■ **DATA RECORDS**:
○ ○ ○ ○ ○ ○ ○
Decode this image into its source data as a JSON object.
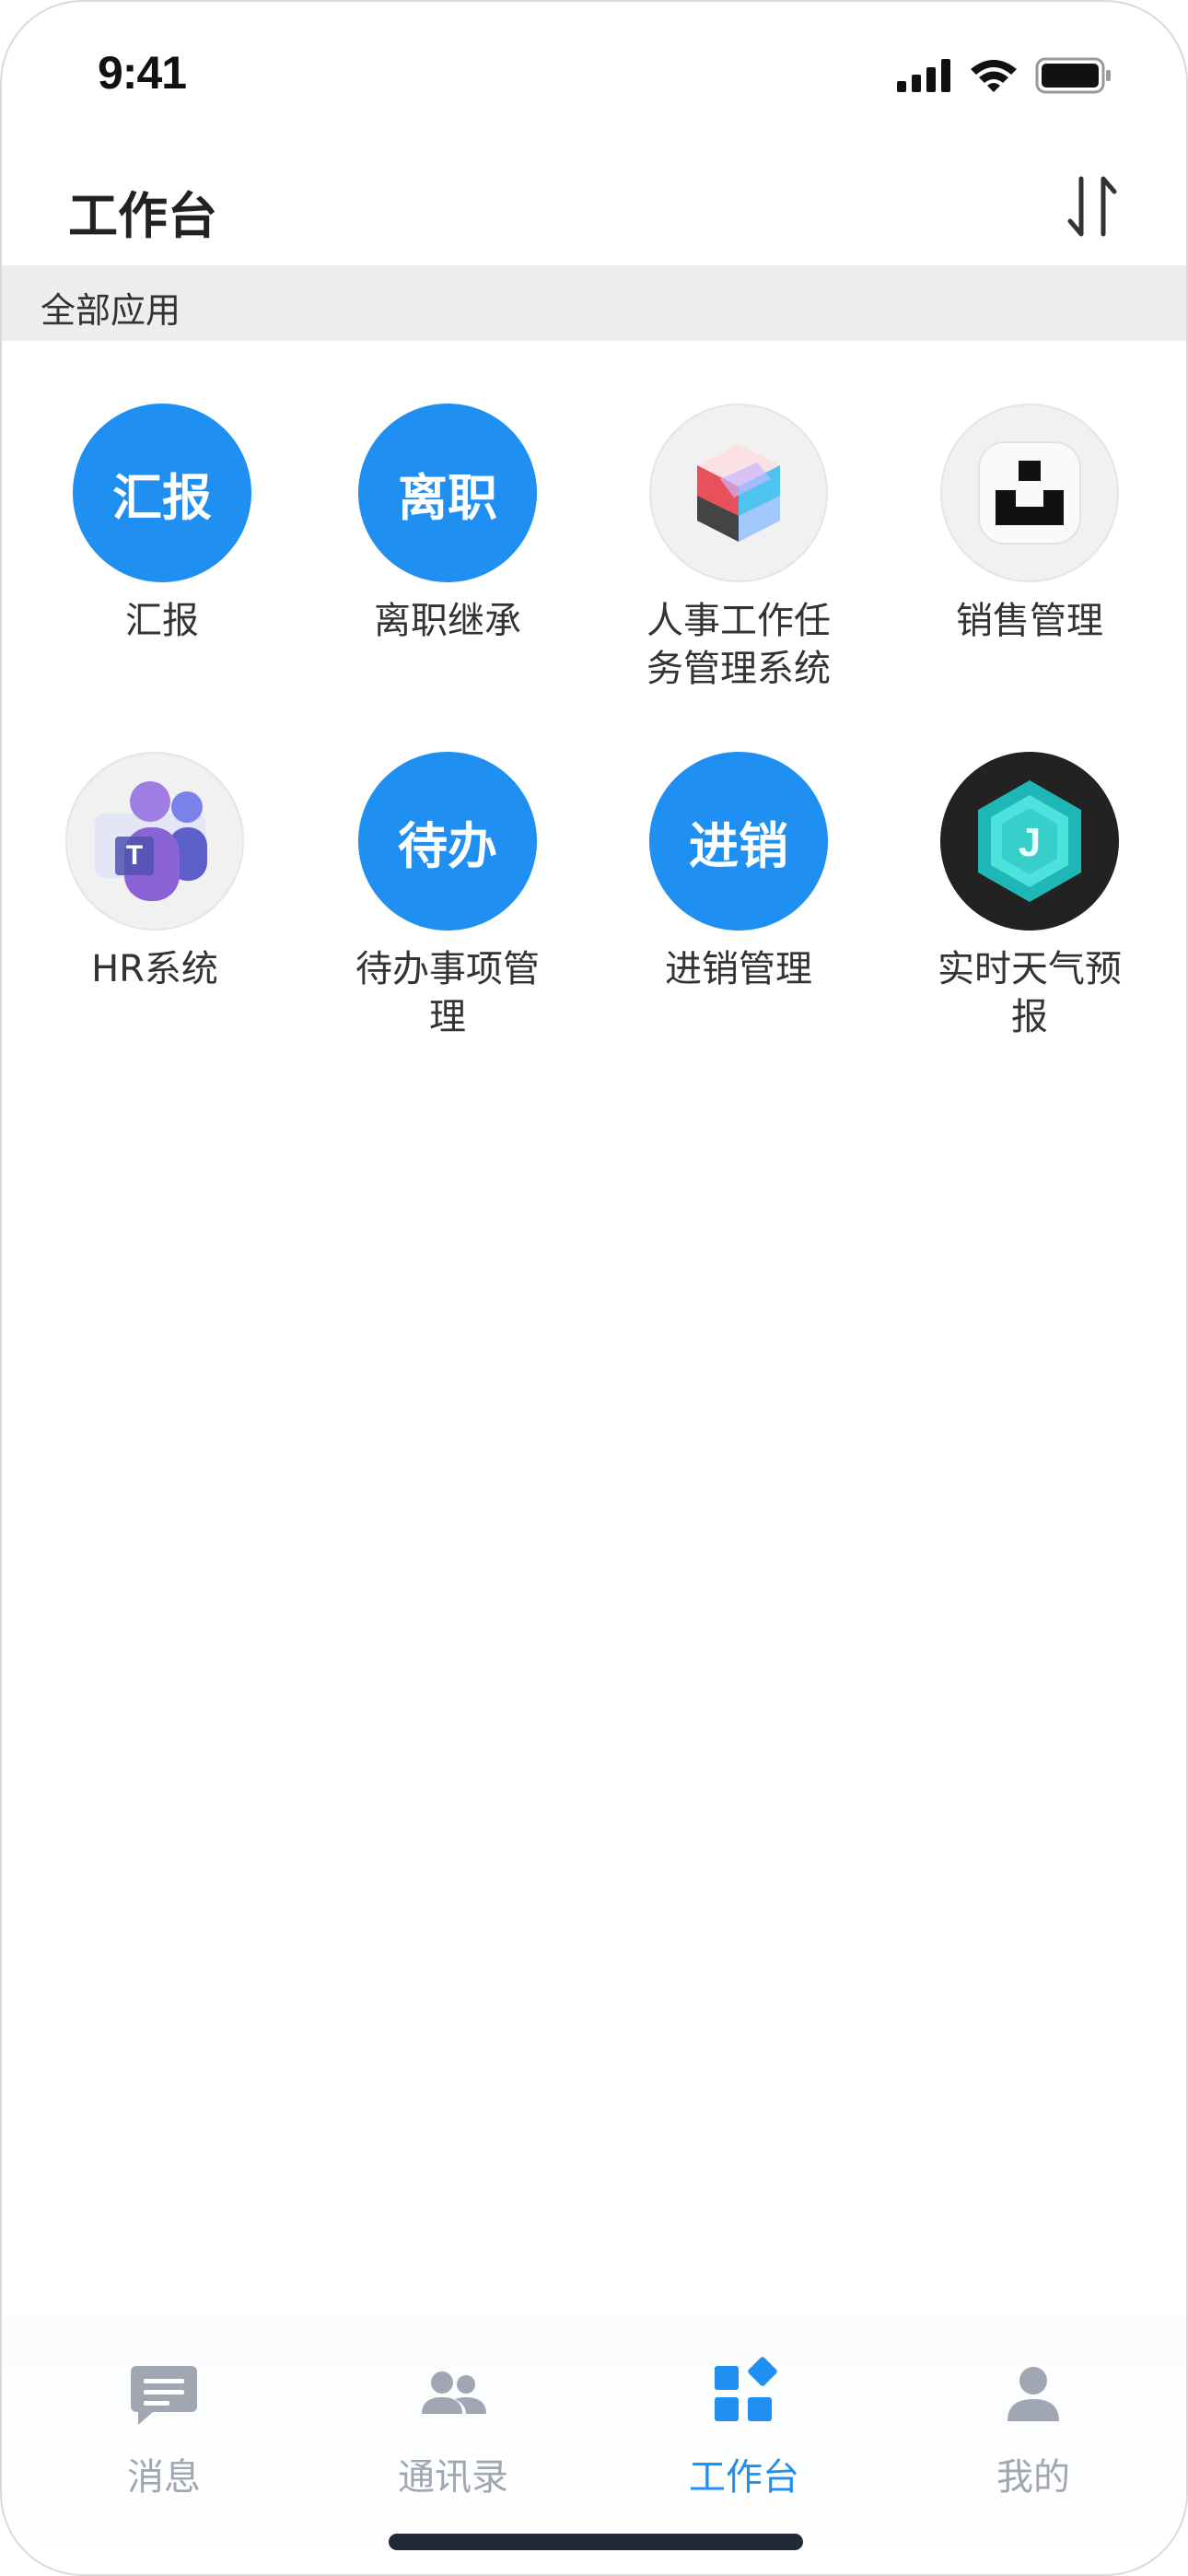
{
  "status_bar": {
    "time": "9:41"
  },
  "header": {
    "title": "工作台"
  },
  "section": {
    "label": "全部应用"
  },
  "apps": [
    {
      "name": "汇报",
      "icon_text": "汇报",
      "icon": "text-badge"
    },
    {
      "name": "离职继承",
      "icon_text": "离职",
      "icon": "text-badge"
    },
    {
      "name": "人事工作任务管理系统",
      "icon": "cube-icon"
    },
    {
      "name": "销售管理",
      "icon": "box-logo-icon"
    },
    {
      "name": "HR系统",
      "icon": "teams-icon"
    },
    {
      "name": "待办事项管理",
      "icon_text": "待办",
      "icon": "text-badge"
    },
    {
      "name": "进销管理",
      "icon_text": "进销",
      "icon": "text-badge"
    },
    {
      "name": "实时天气预报",
      "icon": "hexagon-j-icon"
    }
  ],
  "tabs": [
    {
      "label": "消息",
      "icon": "message-icon",
      "active": false
    },
    {
      "label": "通讯录",
      "icon": "contacts-icon",
      "active": false
    },
    {
      "label": "工作台",
      "icon": "workbench-icon",
      "active": true
    },
    {
      "label": "我的",
      "icon": "profile-icon",
      "active": false
    }
  ],
  "colors": {
    "accent": "#1f8ff2",
    "tab_inactive": "#a0a7b2",
    "section_bg": "#eeeeee"
  }
}
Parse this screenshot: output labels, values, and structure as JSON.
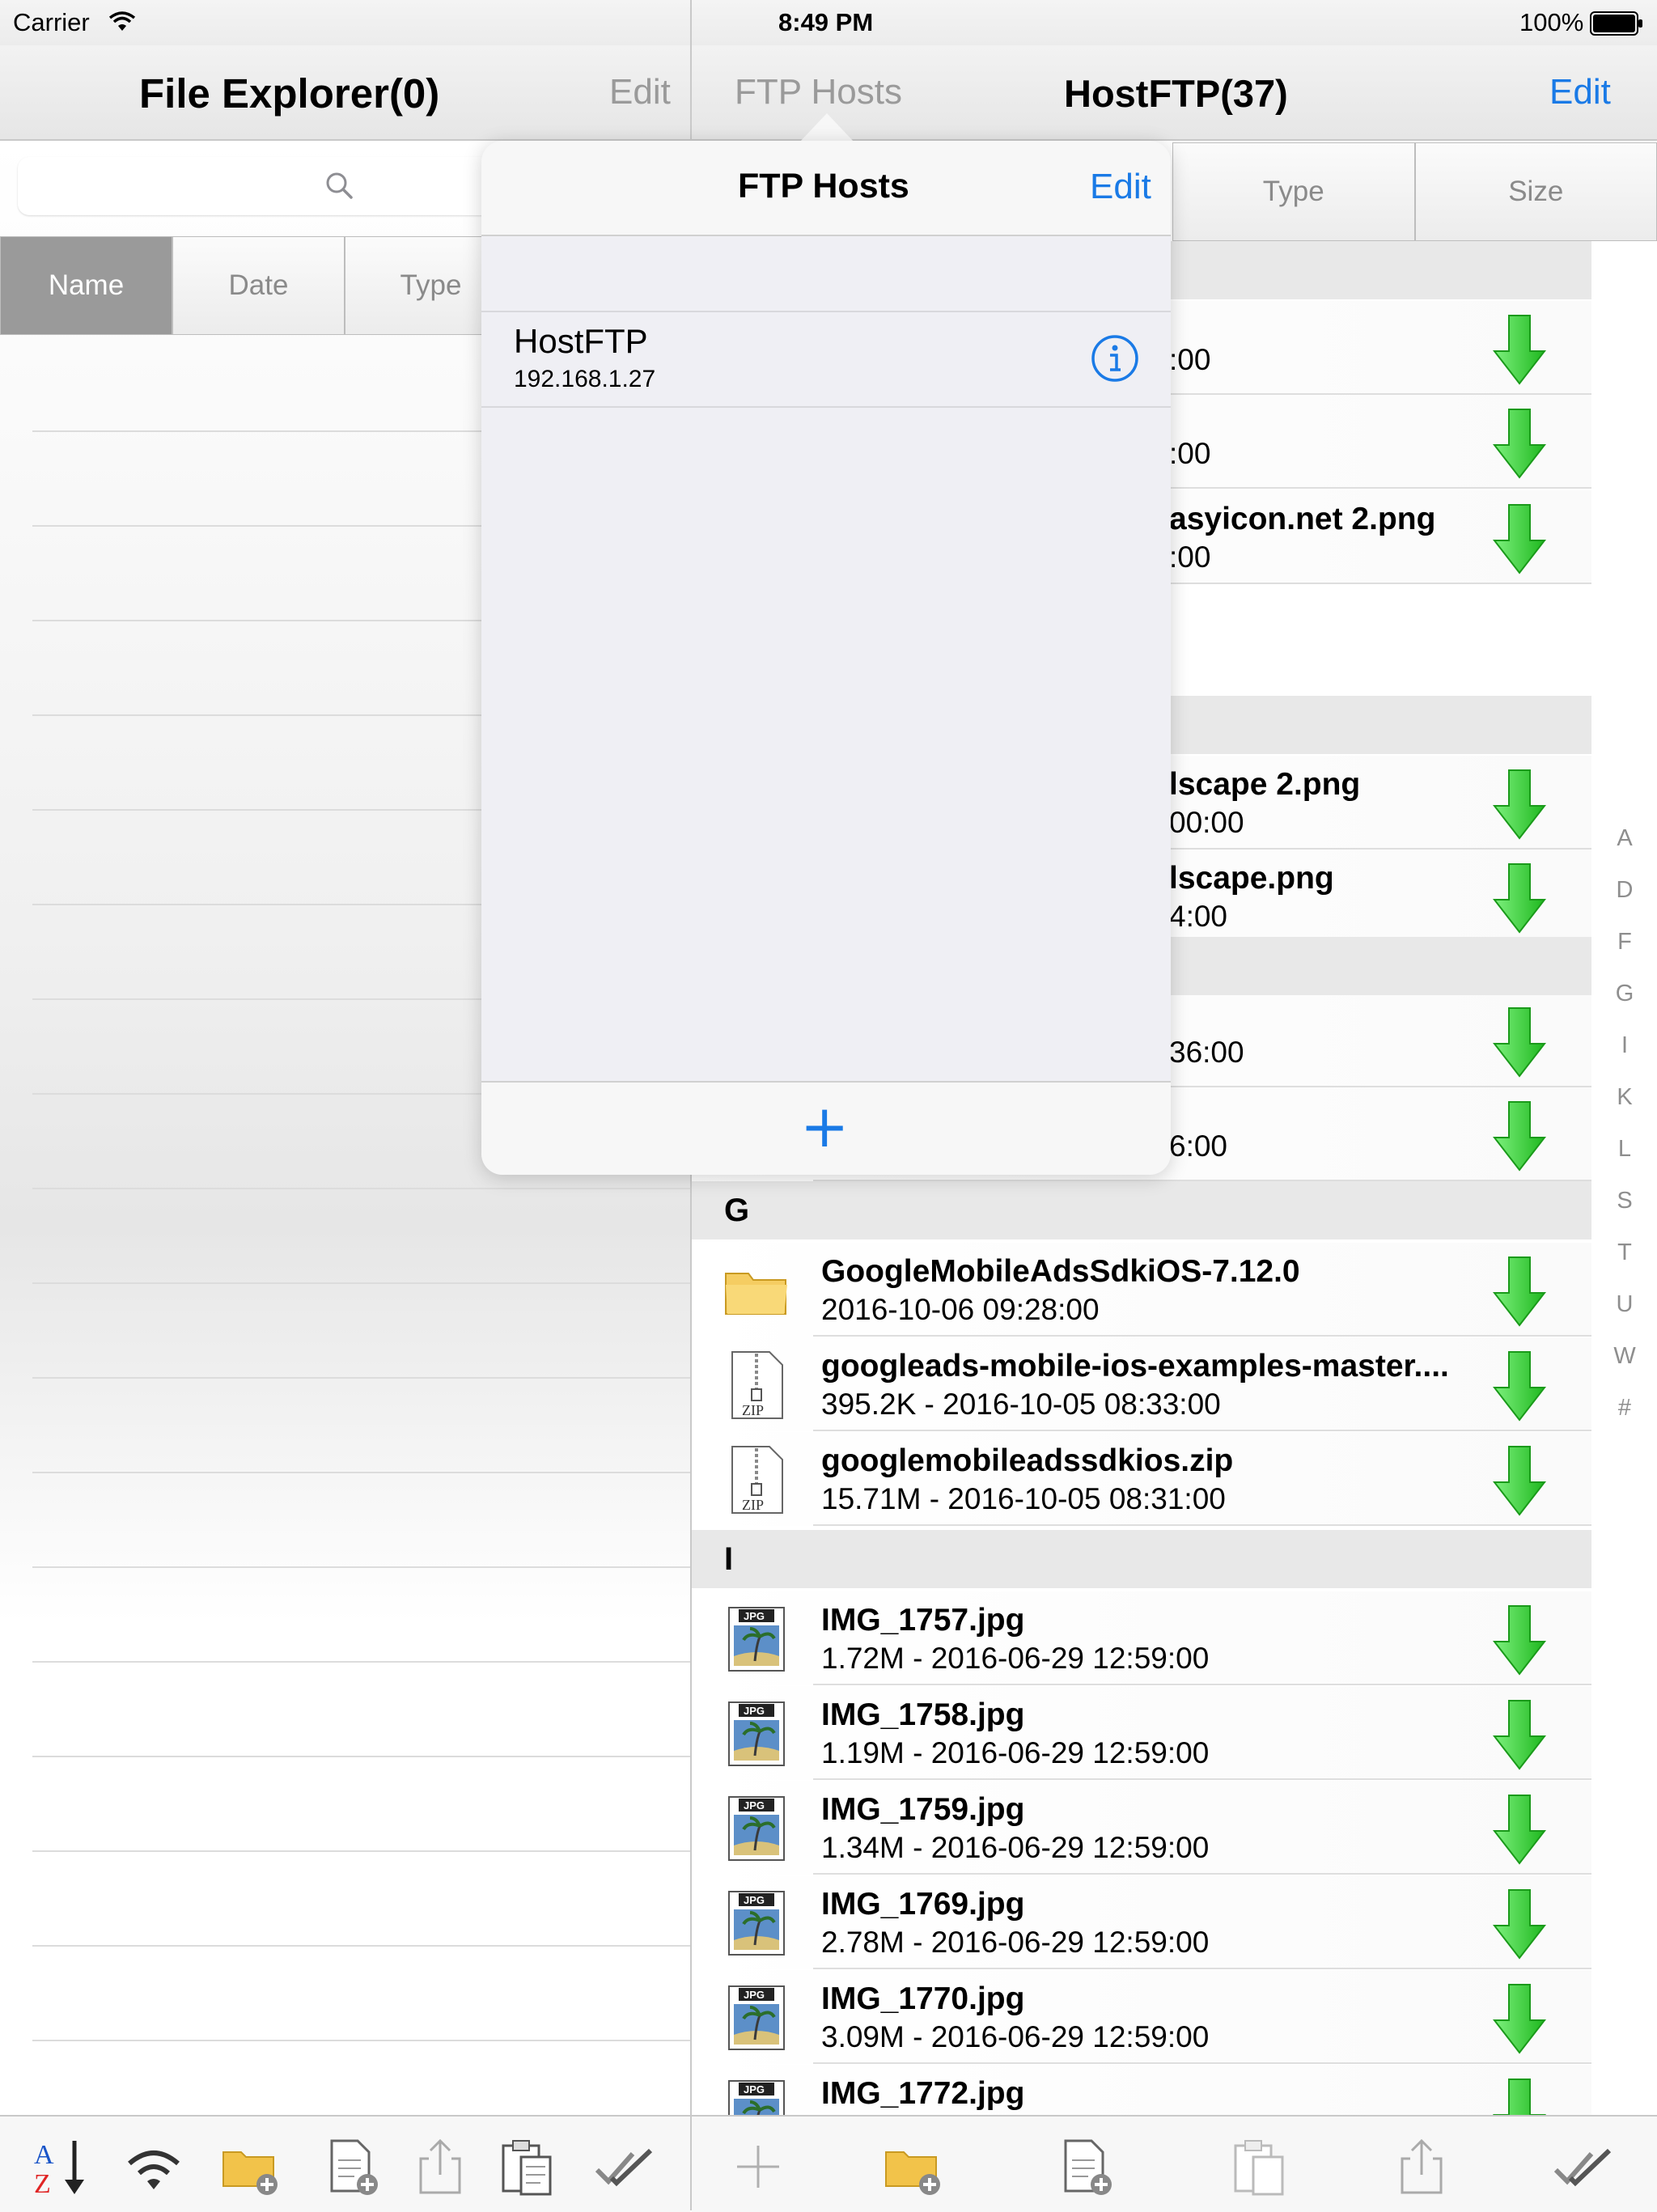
{
  "status": {
    "carrier": "Carrier",
    "time": "8:49 PM",
    "battery": "100%"
  },
  "left": {
    "title": "File Explorer(0)",
    "edit": "Edit",
    "sort_segments": [
      "Name",
      "Date",
      "Type"
    ]
  },
  "right": {
    "back": "FTP Hosts",
    "title": "HostFTP(37)",
    "edit": "Edit",
    "sort_segments": [
      "Type",
      "Size"
    ],
    "partial_rows": [
      {
        "meta": ":00"
      },
      {
        "meta": ":00"
      },
      {
        "name": "asyicon.net 2.png",
        "meta": ":00"
      },
      {
        "name": "lscape 2.png",
        "meta": "00:00"
      },
      {
        "name": "lscape.png",
        "meta": "4:00"
      },
      {
        "meta": "36:00"
      },
      {
        "meta": "6:00"
      }
    ],
    "sections": [
      {
        "letter": "G",
        "rows": [
          {
            "icon": "folder-icon",
            "name": "GoogleMobileAdsSdkiOS-7.12.0",
            "meta": "2016-10-06 09:28:00"
          },
          {
            "icon": "zip-icon",
            "name": "googleads-mobile-ios-examples-master....",
            "meta": "395.2K - 2016-10-05 08:33:00"
          },
          {
            "icon": "zip-icon",
            "name": "googlemobileadssdkios.zip",
            "meta": "15.71M - 2016-10-05 08:31:00"
          }
        ]
      },
      {
        "letter": "I",
        "rows": [
          {
            "icon": "jpg-icon",
            "name": "IMG_1757.jpg",
            "meta": "1.72M - 2016-06-29 12:59:00"
          },
          {
            "icon": "jpg-icon",
            "name": "IMG_1758.jpg",
            "meta": "1.19M - 2016-06-29 12:59:00"
          },
          {
            "icon": "jpg-icon",
            "name": "IMG_1759.jpg",
            "meta": "1.34M - 2016-06-29 12:59:00"
          },
          {
            "icon": "jpg-icon",
            "name": "IMG_1769.jpg",
            "meta": "2.78M - 2016-06-29 12:59:00"
          },
          {
            "icon": "jpg-icon",
            "name": "IMG_1770.jpg",
            "meta": "3.09M - 2016-06-29 12:59:00"
          },
          {
            "icon": "jpg-icon",
            "name": "IMG_1772.jpg",
            "meta": ""
          }
        ]
      }
    ],
    "index": [
      "A",
      "D",
      "F",
      "G",
      "I",
      "K",
      "L",
      "S",
      "T",
      "U",
      "W",
      "#"
    ]
  },
  "popover": {
    "title": "FTP Hosts",
    "edit": "Edit",
    "host_name": "HostFTP",
    "host_ip": "192.168.1.27",
    "add": "+"
  },
  "colors": {
    "accent": "#1a7ae6",
    "download_green": "#3cd43c"
  }
}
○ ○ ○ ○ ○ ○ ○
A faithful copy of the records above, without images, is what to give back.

■ **YOUR SOLUTION**:
Decode this image into its source data as a JSON object.
{
  "status_bar": {
    "time": "9:41"
  },
  "header": {
    "title": "工作台"
  },
  "section": {
    "label": "全部应用"
  },
  "apps": [
    {
      "name": "汇报",
      "icon_text": "汇报",
      "icon": "text-badge"
    },
    {
      "name": "离职继承",
      "icon_text": "离职",
      "icon": "text-badge"
    },
    {
      "name": "人事工作任务管理系统",
      "icon": "cube-icon"
    },
    {
      "name": "销售管理",
      "icon": "box-logo-icon"
    },
    {
      "name": "HR系统",
      "icon": "teams-icon"
    },
    {
      "name": "待办事项管理",
      "icon_text": "待办",
      "icon": "text-badge"
    },
    {
      "name": "进销管理",
      "icon_text": "进销",
      "icon": "text-badge"
    },
    {
      "name": "实时天气预报",
      "icon": "hexagon-j-icon"
    }
  ],
  "tabs": [
    {
      "label": "消息",
      "icon": "message-icon",
      "active": false
    },
    {
      "label": "通讯录",
      "icon": "contacts-icon",
      "active": false
    },
    {
      "label": "工作台",
      "icon": "workbench-icon",
      "active": true
    },
    {
      "label": "我的",
      "icon": "profile-icon",
      "active": false
    }
  ],
  "colors": {
    "accent": "#1f8ff2",
    "tab_inactive": "#a0a7b2",
    "section_bg": "#eeeeee"
  }
}
Parse this screenshot: output labels, values, and structure as JSON.
{
  "status": {
    "carrier": "Carrier",
    "time": "8:49 PM",
    "battery": "100%"
  },
  "left": {
    "title": "File Explorer(0)",
    "edit": "Edit",
    "sort_segments": [
      "Name",
      "Date",
      "Type"
    ]
  },
  "right": {
    "back": "FTP Hosts",
    "title": "HostFTP(37)",
    "edit": "Edit",
    "sort_segments": [
      "Type",
      "Size"
    ],
    "partial_rows": [
      {
        "meta": ":00"
      },
      {
        "meta": ":00"
      },
      {
        "name": "asyicon.net 2.png",
        "meta": ":00"
      },
      {
        "name": "lscape 2.png",
        "meta": "00:00"
      },
      {
        "name": "lscape.png",
        "meta": "4:00"
      },
      {
        "meta": "36:00"
      },
      {
        "meta": "6:00"
      }
    ],
    "sections": [
      {
        "letter": "G",
        "rows": [
          {
            "icon": "folder-icon",
            "name": "GoogleMobileAdsSdkiOS-7.12.0",
            "meta": "2016-10-06 09:28:00"
          },
          {
            "icon": "zip-icon",
            "name": "googleads-mobile-ios-examples-master....",
            "meta": "395.2K - 2016-10-05 08:33:00"
          },
          {
            "icon": "zip-icon",
            "name": "googlemobileadssdkios.zip",
            "meta": "15.71M - 2016-10-05 08:31:00"
          }
        ]
      },
      {
        "letter": "I",
        "rows": [
          {
            "icon": "jpg-icon",
            "name": "IMG_1757.jpg",
            "meta": "1.72M - 2016-06-29 12:59:00"
          },
          {
            "icon": "jpg-icon",
            "name": "IMG_1758.jpg",
            "meta": "1.19M - 2016-06-29 12:59:00"
          },
          {
            "icon": "jpg-icon",
            "name": "IMG_1759.jpg",
            "meta": "1.34M - 2016-06-29 12:59:00"
          },
          {
            "icon": "jpg-icon",
            "name": "IMG_1769.jpg",
            "meta": "2.78M - 2016-06-29 12:59:00"
          },
          {
            "icon": "jpg-icon",
            "name": "IMG_1770.jpg",
            "meta": "3.09M - 2016-06-29 12:59:00"
          },
          {
            "icon": "jpg-icon",
            "name": "IMG_1772.jpg",
            "meta": ""
          }
        ]
      }
    ],
    "index": [
      "A",
      "D",
      "F",
      "G",
      "I",
      "K",
      "L",
      "S",
      "T",
      "U",
      "W",
      "#"
    ]
  },
  "popover": {
    "title": "FTP Hosts",
    "edit": "Edit",
    "host_name": "HostFTP",
    "host_ip": "192.168.1.27",
    "add": "+"
  },
  "colors": {
    "accent": "#1a7ae6",
    "download_green": "#3cd43c"
  }
}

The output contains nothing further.